■ **WORK TASK**
Your reply must be one number: the count of lines in the data below that contain "ئۇيغۇرسوفت".

─── RECORDS FOR THE EXERCISE

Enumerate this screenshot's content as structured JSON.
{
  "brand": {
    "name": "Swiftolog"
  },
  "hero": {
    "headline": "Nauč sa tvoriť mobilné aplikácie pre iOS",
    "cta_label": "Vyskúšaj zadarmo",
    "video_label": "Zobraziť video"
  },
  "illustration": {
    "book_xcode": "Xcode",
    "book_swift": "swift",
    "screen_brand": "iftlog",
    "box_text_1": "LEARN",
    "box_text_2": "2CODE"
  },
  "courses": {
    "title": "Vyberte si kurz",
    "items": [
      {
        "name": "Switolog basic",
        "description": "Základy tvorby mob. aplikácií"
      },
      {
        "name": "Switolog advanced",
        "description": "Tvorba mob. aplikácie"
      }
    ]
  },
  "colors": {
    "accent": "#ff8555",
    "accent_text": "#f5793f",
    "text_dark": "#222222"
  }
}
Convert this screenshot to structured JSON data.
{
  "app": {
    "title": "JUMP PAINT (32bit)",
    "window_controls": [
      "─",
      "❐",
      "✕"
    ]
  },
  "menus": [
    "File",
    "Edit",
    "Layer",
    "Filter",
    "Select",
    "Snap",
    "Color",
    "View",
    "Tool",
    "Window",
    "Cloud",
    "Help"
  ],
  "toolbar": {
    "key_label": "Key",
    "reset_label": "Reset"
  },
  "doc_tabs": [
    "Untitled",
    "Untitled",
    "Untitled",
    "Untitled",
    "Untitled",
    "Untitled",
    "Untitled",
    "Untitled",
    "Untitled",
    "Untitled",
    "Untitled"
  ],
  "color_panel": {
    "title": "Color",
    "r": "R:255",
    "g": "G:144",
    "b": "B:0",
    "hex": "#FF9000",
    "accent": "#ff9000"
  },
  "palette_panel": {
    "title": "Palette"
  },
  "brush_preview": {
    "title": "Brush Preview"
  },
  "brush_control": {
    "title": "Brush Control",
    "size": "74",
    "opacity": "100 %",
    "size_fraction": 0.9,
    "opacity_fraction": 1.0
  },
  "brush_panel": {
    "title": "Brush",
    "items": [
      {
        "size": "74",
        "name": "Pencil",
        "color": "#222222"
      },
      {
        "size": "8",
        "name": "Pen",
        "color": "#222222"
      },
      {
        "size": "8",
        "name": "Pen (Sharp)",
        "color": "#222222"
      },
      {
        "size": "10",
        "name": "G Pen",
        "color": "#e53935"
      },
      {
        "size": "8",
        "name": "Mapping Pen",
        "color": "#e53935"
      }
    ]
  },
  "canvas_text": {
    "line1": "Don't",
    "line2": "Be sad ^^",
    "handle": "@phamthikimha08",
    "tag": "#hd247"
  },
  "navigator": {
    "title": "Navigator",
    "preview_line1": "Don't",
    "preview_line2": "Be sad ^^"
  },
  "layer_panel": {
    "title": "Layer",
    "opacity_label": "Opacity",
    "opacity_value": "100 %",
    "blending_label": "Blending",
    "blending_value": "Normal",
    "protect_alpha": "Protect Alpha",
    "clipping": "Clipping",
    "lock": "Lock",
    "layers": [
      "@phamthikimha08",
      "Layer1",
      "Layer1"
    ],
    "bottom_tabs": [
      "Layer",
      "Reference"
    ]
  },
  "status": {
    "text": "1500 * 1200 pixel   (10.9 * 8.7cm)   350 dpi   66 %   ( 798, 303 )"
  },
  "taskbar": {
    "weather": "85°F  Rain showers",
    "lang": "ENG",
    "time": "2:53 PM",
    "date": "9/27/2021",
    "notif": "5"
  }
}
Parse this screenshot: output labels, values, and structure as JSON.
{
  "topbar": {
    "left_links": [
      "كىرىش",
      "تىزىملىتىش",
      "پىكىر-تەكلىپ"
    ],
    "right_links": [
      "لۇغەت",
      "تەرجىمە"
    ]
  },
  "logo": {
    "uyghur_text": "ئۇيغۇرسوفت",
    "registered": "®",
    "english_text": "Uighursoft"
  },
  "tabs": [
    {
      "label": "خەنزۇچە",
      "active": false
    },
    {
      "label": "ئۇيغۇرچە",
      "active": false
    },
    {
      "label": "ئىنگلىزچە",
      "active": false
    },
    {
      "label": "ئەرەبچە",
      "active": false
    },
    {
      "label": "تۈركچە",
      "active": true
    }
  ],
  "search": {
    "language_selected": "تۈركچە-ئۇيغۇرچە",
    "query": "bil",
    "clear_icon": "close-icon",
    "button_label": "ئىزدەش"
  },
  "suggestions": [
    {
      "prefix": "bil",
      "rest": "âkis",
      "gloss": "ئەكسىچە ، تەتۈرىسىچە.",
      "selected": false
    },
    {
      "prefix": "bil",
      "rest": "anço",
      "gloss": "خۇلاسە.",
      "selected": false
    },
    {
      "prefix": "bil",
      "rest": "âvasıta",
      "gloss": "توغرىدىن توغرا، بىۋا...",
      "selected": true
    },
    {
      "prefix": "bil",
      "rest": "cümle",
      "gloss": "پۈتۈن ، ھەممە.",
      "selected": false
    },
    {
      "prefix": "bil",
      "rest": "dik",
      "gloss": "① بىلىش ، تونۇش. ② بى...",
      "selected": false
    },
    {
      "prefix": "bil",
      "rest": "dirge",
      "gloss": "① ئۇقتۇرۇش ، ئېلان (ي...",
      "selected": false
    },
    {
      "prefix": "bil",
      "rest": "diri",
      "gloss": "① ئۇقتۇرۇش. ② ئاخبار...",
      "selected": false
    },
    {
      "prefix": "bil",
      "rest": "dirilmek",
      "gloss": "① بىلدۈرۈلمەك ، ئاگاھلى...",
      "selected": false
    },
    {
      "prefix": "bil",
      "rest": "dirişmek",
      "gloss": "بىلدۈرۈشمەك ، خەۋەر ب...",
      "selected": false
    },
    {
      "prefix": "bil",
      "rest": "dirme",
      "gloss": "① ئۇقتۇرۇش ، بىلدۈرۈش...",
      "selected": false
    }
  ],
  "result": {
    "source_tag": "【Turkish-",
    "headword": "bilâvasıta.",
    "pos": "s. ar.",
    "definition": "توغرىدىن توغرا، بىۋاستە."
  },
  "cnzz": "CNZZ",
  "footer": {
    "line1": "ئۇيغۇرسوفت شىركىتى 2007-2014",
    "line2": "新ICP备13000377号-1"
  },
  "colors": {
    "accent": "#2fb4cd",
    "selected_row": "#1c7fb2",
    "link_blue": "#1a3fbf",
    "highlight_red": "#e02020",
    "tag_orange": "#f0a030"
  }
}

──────

■ **TASK SOLUTION**
2